## PROBLEM DETAILS
Could you output every record again, exactly as given?

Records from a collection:
□ □ □ □

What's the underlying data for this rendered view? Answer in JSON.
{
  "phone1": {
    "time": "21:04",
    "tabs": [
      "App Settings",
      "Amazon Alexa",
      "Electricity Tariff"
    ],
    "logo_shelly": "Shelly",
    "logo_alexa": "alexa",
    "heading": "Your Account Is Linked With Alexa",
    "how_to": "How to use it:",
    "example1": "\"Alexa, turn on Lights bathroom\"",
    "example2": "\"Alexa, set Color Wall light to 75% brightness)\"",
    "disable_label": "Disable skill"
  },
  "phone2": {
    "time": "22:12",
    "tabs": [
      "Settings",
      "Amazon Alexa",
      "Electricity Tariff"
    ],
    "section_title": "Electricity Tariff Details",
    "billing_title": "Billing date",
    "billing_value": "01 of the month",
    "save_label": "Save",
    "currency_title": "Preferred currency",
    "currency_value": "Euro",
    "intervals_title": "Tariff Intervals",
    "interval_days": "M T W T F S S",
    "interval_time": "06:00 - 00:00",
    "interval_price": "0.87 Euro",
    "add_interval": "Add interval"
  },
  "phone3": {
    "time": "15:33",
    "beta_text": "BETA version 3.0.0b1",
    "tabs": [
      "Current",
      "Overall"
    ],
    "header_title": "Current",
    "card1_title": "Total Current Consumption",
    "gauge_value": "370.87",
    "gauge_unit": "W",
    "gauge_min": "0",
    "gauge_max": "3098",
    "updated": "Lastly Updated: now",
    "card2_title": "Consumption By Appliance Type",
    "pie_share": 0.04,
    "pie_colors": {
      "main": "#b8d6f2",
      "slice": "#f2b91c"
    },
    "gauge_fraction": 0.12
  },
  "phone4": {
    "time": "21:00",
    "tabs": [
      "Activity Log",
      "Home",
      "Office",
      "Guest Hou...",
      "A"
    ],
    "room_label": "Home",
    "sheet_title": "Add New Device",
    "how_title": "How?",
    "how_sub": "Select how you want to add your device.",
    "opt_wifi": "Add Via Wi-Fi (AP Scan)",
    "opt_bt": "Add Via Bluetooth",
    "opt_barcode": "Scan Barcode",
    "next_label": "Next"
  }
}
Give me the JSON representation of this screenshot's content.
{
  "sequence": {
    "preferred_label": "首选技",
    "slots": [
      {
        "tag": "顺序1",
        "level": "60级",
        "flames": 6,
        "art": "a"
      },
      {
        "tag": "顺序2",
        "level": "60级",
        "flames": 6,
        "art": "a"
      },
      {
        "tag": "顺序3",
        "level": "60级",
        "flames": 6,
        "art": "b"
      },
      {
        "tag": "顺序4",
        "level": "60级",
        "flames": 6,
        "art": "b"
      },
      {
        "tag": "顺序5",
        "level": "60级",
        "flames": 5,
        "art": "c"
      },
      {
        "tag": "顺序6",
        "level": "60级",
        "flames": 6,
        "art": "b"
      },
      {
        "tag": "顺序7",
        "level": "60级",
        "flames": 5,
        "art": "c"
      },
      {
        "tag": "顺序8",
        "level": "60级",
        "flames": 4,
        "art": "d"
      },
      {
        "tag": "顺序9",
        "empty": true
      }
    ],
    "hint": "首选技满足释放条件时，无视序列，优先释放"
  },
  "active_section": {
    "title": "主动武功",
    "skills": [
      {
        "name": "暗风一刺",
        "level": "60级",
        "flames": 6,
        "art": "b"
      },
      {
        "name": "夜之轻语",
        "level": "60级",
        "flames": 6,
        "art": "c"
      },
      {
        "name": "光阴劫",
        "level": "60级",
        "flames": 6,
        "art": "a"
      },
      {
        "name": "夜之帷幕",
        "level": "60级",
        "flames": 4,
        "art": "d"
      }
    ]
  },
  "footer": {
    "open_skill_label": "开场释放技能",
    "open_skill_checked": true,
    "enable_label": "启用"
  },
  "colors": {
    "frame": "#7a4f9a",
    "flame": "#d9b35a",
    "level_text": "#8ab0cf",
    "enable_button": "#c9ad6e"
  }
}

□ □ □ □

## WRITTEN SOLUTION
What's the underlying data for this rendered view? Answer in JSON.
{
  "phone1": {
    "time": "21:04",
    "tabs": [
      "App Settings",
      "Amazon Alexa",
      "Electricity Tariff"
    ],
    "logo_shelly": "Shelly",
    "logo_alexa": "alexa",
    "heading": "Your Account Is Linked With Alexa",
    "how_to": "How to use it:",
    "example1": "\"Alexa, turn on Lights bathroom\"",
    "example2": "\"Alexa, set Color Wall light to 75% brightness)\"",
    "disable_label": "Disable skill"
  },
  "phone2": {
    "time": "22:12",
    "tabs": [
      "Settings",
      "Amazon Alexa",
      "Electricity Tariff"
    ],
    "section_title": "Electricity Tariff Details",
    "billing_title": "Billing date",
    "billing_value": "01 of the month",
    "save_label": "Save",
    "currency_title": "Preferred currency",
    "currency_value": "Euro",
    "intervals_title": "Tariff Intervals",
    "interval_days": "M T W T F S S",
    "interval_time": "06:00 - 00:00",
    "interval_price": "0.87 Euro",
    "add_interval": "Add interval"
  },
  "phone3": {
    "time": "15:33",
    "beta_text": "BETA version 3.0.0b1",
    "tabs": [
      "Current",
      "Overall"
    ],
    "header_title": "Current",
    "card1_title": "Total Current Consumption",
    "gauge_value": "370.87",
    "gauge_unit": "W",
    "gauge_min": "0",
    "gauge_max": "3098",
    "updated": "Lastly Updated: now",
    "card2_title": "Consumption By Appliance Type",
    "pie_share": 0.04,
    "pie_colors": {
      "main": "#b8d6f2",
      "slice": "#f2b91c"
    },
    "gauge_fraction": 0.12
  },
  "phone4": {
    "time": "21:00",
    "tabs": [
      "Activity Log",
      "Home",
      "Office",
      "Guest Hou...",
      "A"
    ],
    "room_label": "Home",
    "sheet_title": "Add New Device",
    "how_title": "How?",
    "how_sub": "Select how you want to add your device.",
    "opt_wifi": "Add Via Wi-Fi (AP Scan)",
    "opt_bt": "Add Via Bluetooth",
    "opt_barcode": "Scan Barcode",
    "next_label": "Next"
  }
}
Give me the JSON representation of this screenshot's content.
{
  "sequence": {
    "preferred_label": "首选技",
    "slots": [
      {
        "tag": "顺序1",
        "level": "60级",
        "flames": 6,
        "art": "a"
      },
      {
        "tag": "顺序2",
        "level": "60级",
        "flames": 6,
        "art": "a"
      },
      {
        "tag": "顺序3",
        "level": "60级",
        "flames": 6,
        "art": "b"
      },
      {
        "tag": "顺序4",
        "level": "60级",
        "flames": 6,
        "art": "b"
      },
      {
        "tag": "顺序5",
        "level": "60级",
        "flames": 5,
        "art": "c"
      },
      {
        "tag": "顺序6",
        "level": "60级",
        "flames": 6,
        "art": "b"
      },
      {
        "tag": "顺序7",
        "level": "60级",
        "flames": 5,
        "art": "c"
      },
      {
        "tag": "顺序8",
        "level": "60级",
        "flames": 4,
        "art": "d"
      },
      {
        "tag": "顺序9",
        "empty": true
      }
    ],
    "hint": "首选技满足释放条件时，无视序列，优先释放"
  },
  "active_section": {
    "title": "主动武功",
    "skills": [
      {
        "name": "暗风一刺",
        "level": "60级",
        "flames": 6,
        "art": "b"
      },
      {
        "name": "夜之轻语",
        "level": "60级",
        "flames": 6,
        "art": "c"
      },
      {
        "name": "光阴劫",
        "level": "60级",
        "flames": 6,
        "art": "a"
      },
      {
        "name": "夜之帷幕",
        "level": "60级",
        "flames": 4,
        "art": "d"
      }
    ]
  },
  "footer": {
    "open_skill_label": "开场释放技能",
    "open_skill_checked": true,
    "enable_label": "启用"
  },
  "colors": {
    "frame": "#7a4f9a",
    "flame": "#d9b35a",
    "level_text": "#8ab0cf",
    "enable_button": "#c9ad6e"
  }
}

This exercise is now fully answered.